This characteristic of money, its ability, at risk, to distribute exchange across time at our convenience facilitated both the creation of all the other infrastructures of modernity, from highways to air travel to information technology to medicine, and set the stage for the perpetual political struggle to allocate who will bear that risk. While money has always been at the heart of urban politics, the unique conditions of modernity subjugate all of modern society to the risks of money systems where in the pre-modern world only urban elites were subject to its fits and seizures. It is this ethical pressure, the real survival dependence of whole populations that has created the modern monetary infrastructure centered around currency issuing central banks.

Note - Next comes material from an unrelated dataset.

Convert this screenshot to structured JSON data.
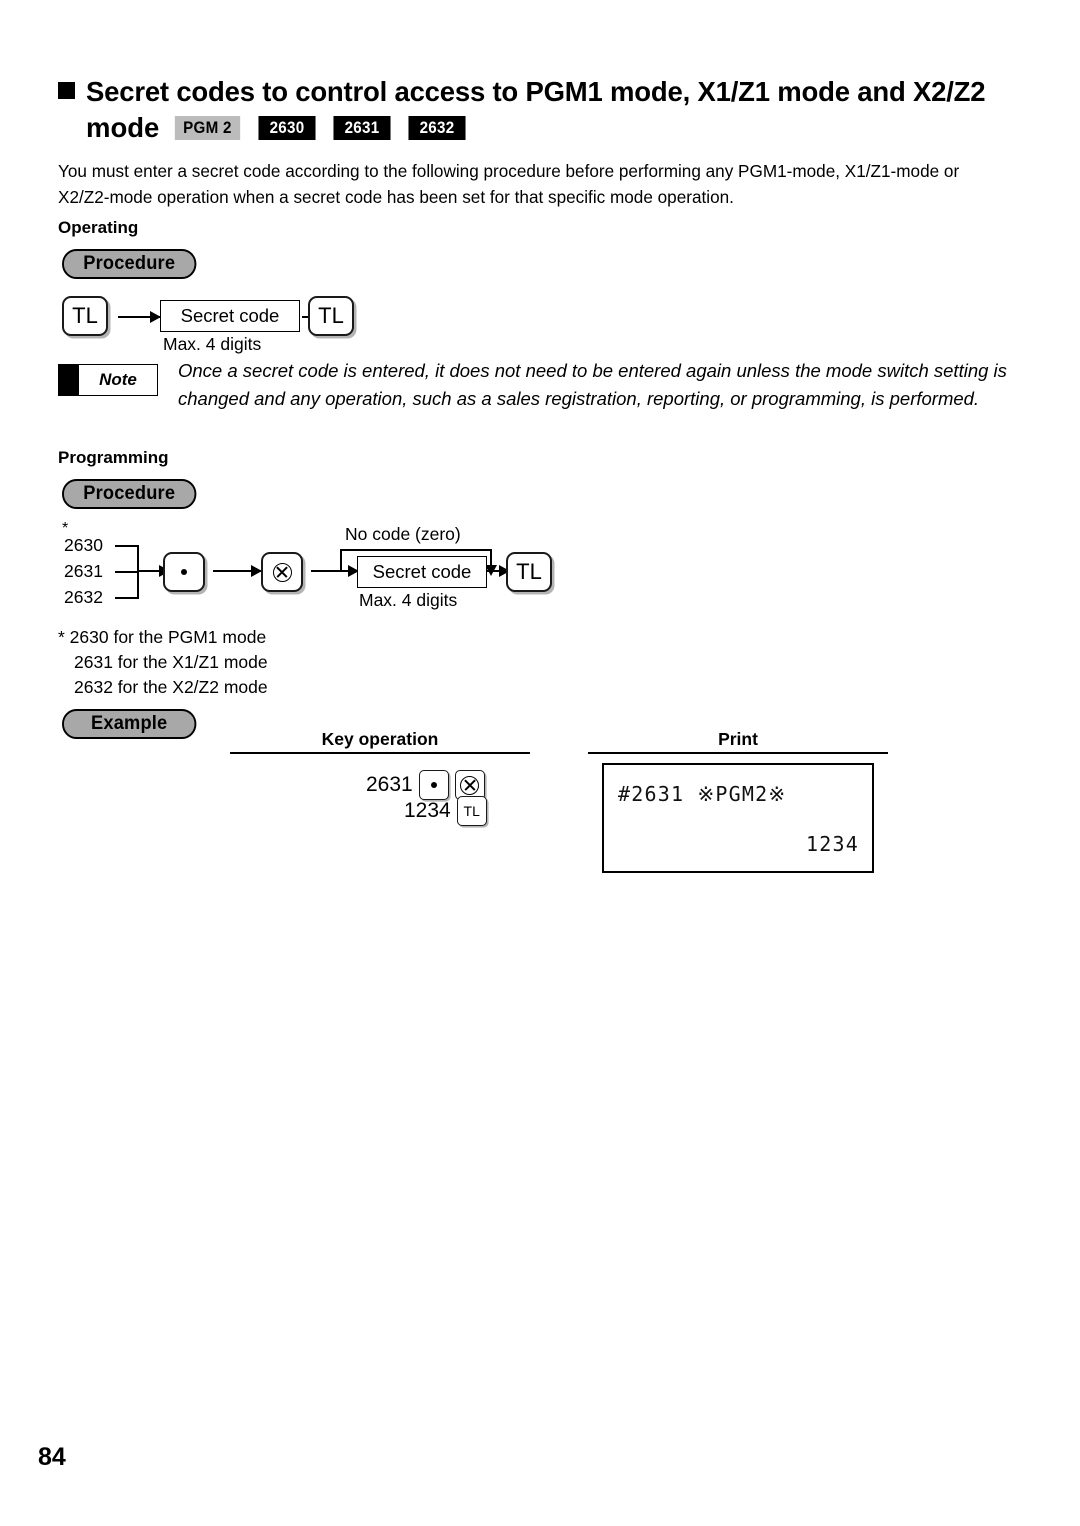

Cities are a technology to integrate all other technologies for our convenient use. But all of these technologies are products of the conscious human mind that operates mostly oblivious to the underlying motives and real needs that drive it. We respond mostly to our environment with our heuristic systems evolved for the pre-urban world of our evolutionary environment, including kin structures and their embedded familial obligations. The aggregating forces of language, religion and war have over the centuries revised our narratives of identity to expand our identities beyond genetic tribalism, but they have not altered our heuristics which are fundamentally miss-calibrated to our new entirely man made habitat.
If people were intrinsically wicked, there is no chance that we'd have aggregated a population approaching seven billion. And yet some people do terrible things all the time, and they do them in recurring patterns and mostly in cities. It is my contention that this is because we are as a species deeply maladapted to this artifact of conscious projection we call urbanism. It is what we think we want, but we must be very careful in our use of it to make it what we actually need. We live now in a habitat of hard and mechanical things connected and cross connected with water and light and cooling and heating and communications of all kinds. These are conveniences, but they are alien. We were not born for this environment and until we adjust our habits to optimize our engagement with it it will continue to alienate significant numbers of us. And most important of all, our gut responses to these circumstances, including the alienated behavior of our fellows, will mostly be wrong because we and our perceptual systems are simply not scaled, not calibrated, not applicable, not evolved for this alien environment.